In organizations and businesses, women are gaining the appreciation of their male colleagues for qualities like collaboration and efficiency. Researchers tracking the work of Congress from 1973 to 2008, for example, recently found that women are more successful than men at getting their bills through the House of Representatives.
Studies have also shown that stocks perform better when women sit on company boards, and some business experts argue that women make better bosses because they are especially good at motivating employees, offer superior creativity and care less about the status quo.

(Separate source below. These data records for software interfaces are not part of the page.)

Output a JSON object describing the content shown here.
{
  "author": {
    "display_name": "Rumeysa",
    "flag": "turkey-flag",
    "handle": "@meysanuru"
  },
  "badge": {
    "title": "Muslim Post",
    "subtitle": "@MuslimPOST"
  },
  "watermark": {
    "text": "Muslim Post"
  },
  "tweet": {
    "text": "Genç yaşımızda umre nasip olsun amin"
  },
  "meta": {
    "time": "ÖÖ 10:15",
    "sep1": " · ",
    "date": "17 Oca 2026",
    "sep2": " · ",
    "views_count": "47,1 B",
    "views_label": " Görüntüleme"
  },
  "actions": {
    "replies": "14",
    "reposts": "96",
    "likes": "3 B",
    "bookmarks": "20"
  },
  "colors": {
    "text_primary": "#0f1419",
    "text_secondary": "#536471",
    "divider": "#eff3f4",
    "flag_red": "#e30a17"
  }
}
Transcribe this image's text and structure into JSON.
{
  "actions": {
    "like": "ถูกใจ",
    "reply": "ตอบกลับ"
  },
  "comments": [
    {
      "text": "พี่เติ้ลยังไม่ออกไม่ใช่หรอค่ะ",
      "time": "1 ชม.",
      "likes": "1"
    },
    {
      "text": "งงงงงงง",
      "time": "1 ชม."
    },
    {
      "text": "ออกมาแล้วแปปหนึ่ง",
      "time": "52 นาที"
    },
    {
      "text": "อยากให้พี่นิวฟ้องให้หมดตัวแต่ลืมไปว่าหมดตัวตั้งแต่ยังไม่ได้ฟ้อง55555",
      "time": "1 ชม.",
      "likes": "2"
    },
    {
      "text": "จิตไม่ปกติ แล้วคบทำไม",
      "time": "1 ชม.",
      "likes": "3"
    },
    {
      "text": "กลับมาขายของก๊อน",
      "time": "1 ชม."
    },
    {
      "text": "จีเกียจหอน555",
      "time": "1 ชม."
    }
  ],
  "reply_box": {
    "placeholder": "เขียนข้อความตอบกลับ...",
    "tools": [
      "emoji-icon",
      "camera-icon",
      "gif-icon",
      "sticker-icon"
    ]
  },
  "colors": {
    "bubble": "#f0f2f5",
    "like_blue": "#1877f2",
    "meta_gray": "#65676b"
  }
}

In a recent paper, researchers Peter J. Kuhn and Marie-Claire Villeval found that women may be more cooperative than men and have more confidence in the ability of their co-workers. Studies have also shown them to be more altruistic. Fury Road depicts women not just committed to their own survival but seeking the common good for all society, particularly the downtrodden. Unlike Mad Max, who is more of a loner cowboy, they excel in collaboration.

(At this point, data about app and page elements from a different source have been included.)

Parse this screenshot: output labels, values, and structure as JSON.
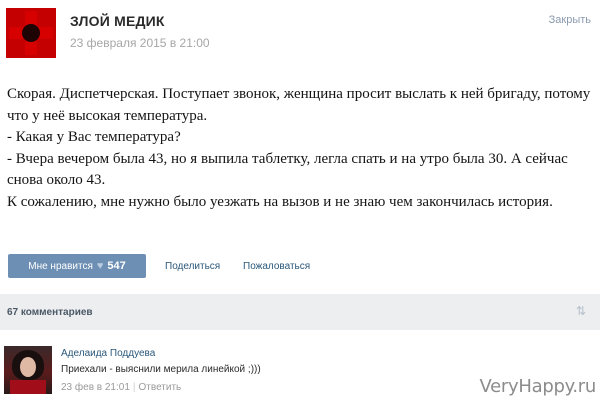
{
  "post": {
    "author": "ЗЛОЙ МЕДИК",
    "date": "23 февраля 2015 в 21:00",
    "close_label": "Закрыть",
    "avatar_icon": "red-cross-icon",
    "text_lines": [
      "Скорая. Диспетчерская. Поступает звонок, женщина просит выслать к ней бригаду, потому что у неё высокая температура.",
      "- Какая у Вас температура?",
      "- Вчера вечером была 43, но я выпила таблетку, легла спать и на утро была 30. А сейчас снова около 43.",
      "К сожалению, мне нужно было уезжать на вызов и не знаю чем закончилась история."
    ]
  },
  "actions": {
    "like_label": "Мне нравится",
    "like_icon": "heart-icon",
    "like_count": "547",
    "share_label": "Поделиться",
    "report_label": "Пожаловаться"
  },
  "comments": {
    "count_label": "67 комментариев",
    "sort_icon": "sort-arrows-icon",
    "items": [
      {
        "author": "Аделаида Поддуева",
        "text": "Приехали - выяснили мерила линейкой ;)))",
        "time": "23 фев в 21:01",
        "separator": "|",
        "reply_label": "Ответить"
      }
    ]
  },
  "watermark": "VeryHappy.ru",
  "colors": {
    "accent_button": "#6d8fb3",
    "link": "#2b587a",
    "comments_bar": "#edeef0"
  }
}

“My name is Max,” he says at the start of the film. “My world is reduced to a single instinct: survive.” In the end, he does not join the women poised to rebuild society. He prefers to travel the road alone.

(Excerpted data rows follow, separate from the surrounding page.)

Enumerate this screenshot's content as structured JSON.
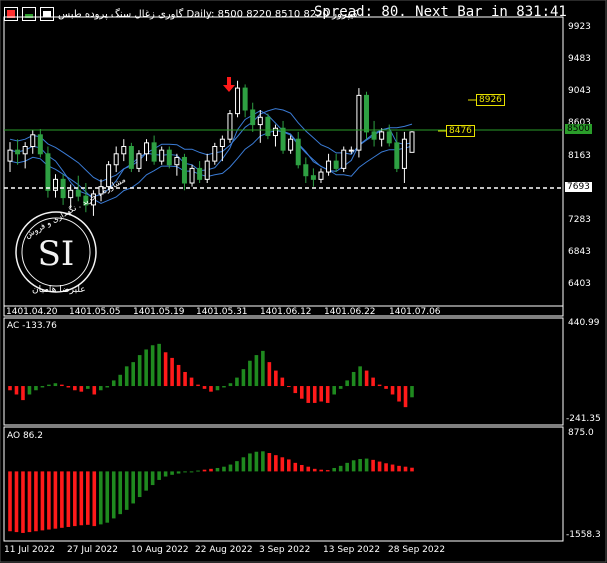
{
  "header": {
    "symbol_line": "گاوری زغال سنگ پروده طبس Daily: 8500 8220 8510 8220 کیپرور",
    "spread_text": "Spread: 80. Next Bar in 831:41"
  },
  "main_axis_ticks": [
    "9923",
    "9483",
    "9043",
    "8603",
    "8163",
    "7723",
    "7283",
    "6843",
    "6403"
  ],
  "main_x_labels": [
    "1401.04.20",
    "1401.05.05",
    "1401.05.19",
    "1401.05.31",
    "1401.06.12",
    "1401.06.22",
    "1401.07.06"
  ],
  "tags": {
    "current_price": "8500",
    "level_a": "8926",
    "level_b": "8476",
    "dashed_level": "7693"
  },
  "watermark": {
    "top_text": "مشاوره . خرید . نگهداری و فروش",
    "bottom_text": "علیرضا هامیان"
  },
  "ac_panel": {
    "label": "AC -133.76",
    "top_value": "440.99",
    "bottom_value": "-241.35"
  },
  "ao_panel": {
    "label": "AO 86.2",
    "top_value": "875.0",
    "bottom_value": "-1558.3"
  },
  "bottom_x_labels": [
    "11 Jul 2022",
    "27 Jul 2022",
    "10 Aug 2022",
    "22 Aug 2022",
    "3 Sep 2022",
    "13 Sep 2022",
    "28 Sep 2022"
  ],
  "colors": {
    "bull": "#1f8a1f",
    "bear": "#ff1a1a",
    "candle_up": "#ffffff",
    "candle_down": "#2ea043",
    "ma": "#3a7bd5",
    "level_line": "#2a9d2a",
    "tag_yellow": "#e8e100"
  },
  "chart_data": [
    {
      "type": "candlestick",
      "title": "Daily: 8500 8220 8510 8220",
      "x_start": "1401.04.20",
      "x_end": "1401.07.06",
      "ylim": [
        6100,
        10100
      ],
      "ohlc": [
        [
          8100,
          8360,
          7950,
          8250
        ],
        [
          8250,
          8400,
          8050,
          8200
        ],
        [
          8200,
          8360,
          8000,
          8300
        ],
        [
          8300,
          8520,
          8200,
          8460
        ],
        [
          8460,
          8540,
          8150,
          8200
        ],
        [
          8200,
          8300,
          7600,
          7700
        ],
        [
          7700,
          7920,
          7600,
          7850
        ],
        [
          7850,
          7920,
          7500,
          7600
        ],
        [
          7600,
          7780,
          7450,
          7700
        ],
        [
          7700,
          7900,
          7550,
          7620
        ],
        [
          7620,
          7800,
          7400,
          7500
        ],
        [
          7500,
          7700,
          7350,
          7650
        ],
        [
          7650,
          7850,
          7550,
          7750
        ],
        [
          7750,
          8100,
          7700,
          8050
        ],
        [
          8050,
          8300,
          7950,
          8200
        ],
        [
          8200,
          8400,
          8100,
          8300
        ],
        [
          8300,
          8350,
          7950,
          8000
        ],
        [
          8000,
          8250,
          7950,
          8200
        ],
        [
          8200,
          8400,
          8100,
          8350
        ],
        [
          8350,
          8450,
          8050,
          8100
        ],
        [
          8100,
          8300,
          8050,
          8250
        ],
        [
          8250,
          8300,
          8000,
          8050
        ],
        [
          8050,
          8200,
          7900,
          8150
        ],
        [
          8150,
          8200,
          7700,
          7800
        ],
        [
          7800,
          8050,
          7750,
          8000
        ],
        [
          8000,
          8100,
          7800,
          7850
        ],
        [
          7850,
          8200,
          7800,
          8100
        ],
        [
          8100,
          8350,
          8050,
          8300
        ],
        [
          8300,
          8450,
          8100,
          8400
        ],
        [
          8400,
          8800,
          8350,
          8750
        ],
        [
          8750,
          9200,
          8700,
          9100
        ],
        [
          9100,
          9150,
          8700,
          8800
        ],
        [
          8800,
          8900,
          8500,
          8600
        ],
        [
          8600,
          8800,
          8350,
          8700
        ],
        [
          8700,
          8750,
          8400,
          8450
        ],
        [
          8450,
          8600,
          8300,
          8550
        ],
        [
          8550,
          8650,
          8200,
          8250
        ],
        [
          8250,
          8450,
          8200,
          8400
        ],
        [
          8400,
          8500,
          8000,
          8050
        ],
        [
          8050,
          8150,
          7800,
          7900
        ],
        [
          7900,
          8000,
          7750,
          7850
        ],
        [
          7850,
          8000,
          7800,
          7950
        ],
        [
          7950,
          8200,
          7900,
          8100
        ],
        [
          8100,
          8200,
          7950,
          8000
        ],
        [
          8000,
          8300,
          7950,
          8250
        ],
        [
          8250,
          8300,
          8200,
          8250
        ],
        [
          8250,
          9100,
          8150,
          9000
        ],
        [
          9000,
          9050,
          8400,
          8500
        ],
        [
          8500,
          8650,
          8300,
          8400
        ],
        [
          8400,
          8550,
          8300,
          8500
        ],
        [
          8500,
          8600,
          8300,
          8350
        ],
        [
          8350,
          8500,
          7950,
          8000
        ],
        [
          8000,
          8500,
          7800,
          8400
        ],
        [
          8220,
          8510,
          8220,
          8500
        ]
      ]
    },
    {
      "type": "bar",
      "title": "AC -133.76",
      "ylim": [
        -241.35,
        440.99
      ],
      "values": [
        -30,
        -60,
        -100,
        -60,
        -30,
        -10,
        10,
        20,
        10,
        -10,
        -30,
        -40,
        -20,
        -60,
        -30,
        -10,
        40,
        80,
        140,
        170,
        220,
        260,
        290,
        300,
        240,
        200,
        150,
        100,
        60,
        10,
        -20,
        -40,
        -30,
        -10,
        20,
        60,
        120,
        180,
        220,
        250,
        170,
        110,
        60,
        0,
        -50,
        -90,
        -120,
        -120,
        -110,
        -120,
        -60,
        -20,
        40,
        100,
        140,
        110,
        60,
        10,
        -20,
        -60,
        -110,
        -150,
        -80
      ],
      "colors": [
        "r",
        "r",
        "r",
        "g",
        "g",
        "g",
        "g",
        "g",
        "r",
        "r",
        "r",
        "r",
        "g",
        "r",
        "g",
        "g",
        "g",
        "g",
        "g",
        "g",
        "g",
        "g",
        "g",
        "g",
        "r",
        "r",
        "r",
        "r",
        "r",
        "r",
        "r",
        "r",
        "g",
        "g",
        "g",
        "g",
        "g",
        "g",
        "g",
        "g",
        "r",
        "r",
        "r",
        "r",
        "r",
        "r",
        "r",
        "r",
        "r",
        "r",
        "g",
        "g",
        "g",
        "g",
        "g",
        "r",
        "r",
        "r",
        "r",
        "r",
        "r",
        "r",
        "g"
      ]
    },
    {
      "type": "bar",
      "title": "AO 86.2",
      "ylim": [
        -1558.3,
        875.0
      ],
      "values": [
        -1400,
        -1420,
        -1440,
        -1420,
        -1400,
        -1380,
        -1360,
        -1340,
        -1320,
        -1300,
        -1280,
        -1260,
        -1250,
        -1280,
        -1240,
        -1200,
        -1100,
        -1000,
        -900,
        -750,
        -600,
        -450,
        -320,
        -200,
        -120,
        -80,
        -50,
        -20,
        0,
        20,
        40,
        60,
        80,
        110,
        160,
        240,
        330,
        420,
        460,
        470,
        430,
        380,
        330,
        280,
        200,
        150,
        110,
        60,
        40,
        30,
        80,
        130,
        200,
        260,
        290,
        300,
        270,
        230,
        190,
        160,
        130,
        110,
        86
      ],
      "colors": [
        "r",
        "r",
        "r",
        "r",
        "r",
        "r",
        "r",
        "r",
        "r",
        "r",
        "r",
        "r",
        "r",
        "r",
        "g",
        "g",
        "g",
        "g",
        "g",
        "g",
        "g",
        "g",
        "g",
        "g",
        "g",
        "g",
        "g",
        "g",
        "g",
        "g",
        "r",
        "r",
        "g",
        "g",
        "g",
        "g",
        "g",
        "g",
        "g",
        "g",
        "r",
        "r",
        "r",
        "r",
        "r",
        "r",
        "r",
        "r",
        "r",
        "r",
        "g",
        "g",
        "g",
        "g",
        "g",
        "g",
        "r",
        "r",
        "r",
        "r",
        "r",
        "r",
        "r"
      ]
    }
  ]
}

The fan backlash against Fury Road, despite the critical acclaim, may reflect another societal shift in which many men feel that their social and economic power has been threatened. In a blog excoriating Fury Road, Aaron Clarey warns that male viewers could be “duped by explosions, fire tornadoes and desert raiders into seeing what is guaranteed to be nothing more than feminist propaganda, while at the same time being insulted AND tricked into viewing a piece of American culture ruined and rewritten right in front of their very eyes.”
Clarey’s screed seems to channel the sense of outrage and betrayal brewing among guys who no longer feel like men. More and more, they end up behind the counter in service jobs at Wal-Mart instead of working in more “manly” traditional roles as builders or physical laborers. Brawn and bravado do not earn many men points in the newer modes of employment. In addition, Congress seems uninterested in funding infrastructure projects that would create the sorts of high-paying construction jobs wiped out by the Great Recession.
In the home, men are no longer solely in charge. Sometimes they aren’t welcome in the family home at all. As researchers June Carbon and Naomi Cahn have pointed out, many working women who are not affluent are deciding not to marry because dealing with an unemployed or underemployed male is too much of a risk. Who wants another mouth to feed?
The Atlantic’s Hanna Rosin published a book in 2012 that calls up anxiety about how men fit into the new millennium, or rather how they don’t: The End of Men: And the Rise of Women.
As the United States considers the possibility of the first female president, questions about women and how they lead will continue to proliferate. Of course, being female does not mean that you can’t be corrupt or fail.
But there is excitement percolating about what women can accomplish at the highest levels of responsibility and what they have to offer both men and women who follow them. Even Mad Max, the epitome of ornery and damaged masculinity, responds to Furiosa’s call through the chaos of fiery destruction. “Wanna get through this?” she demands. “Let’s go!”
Furiosa’s leadership is Max’s best chance not only for survival, but also for redemption.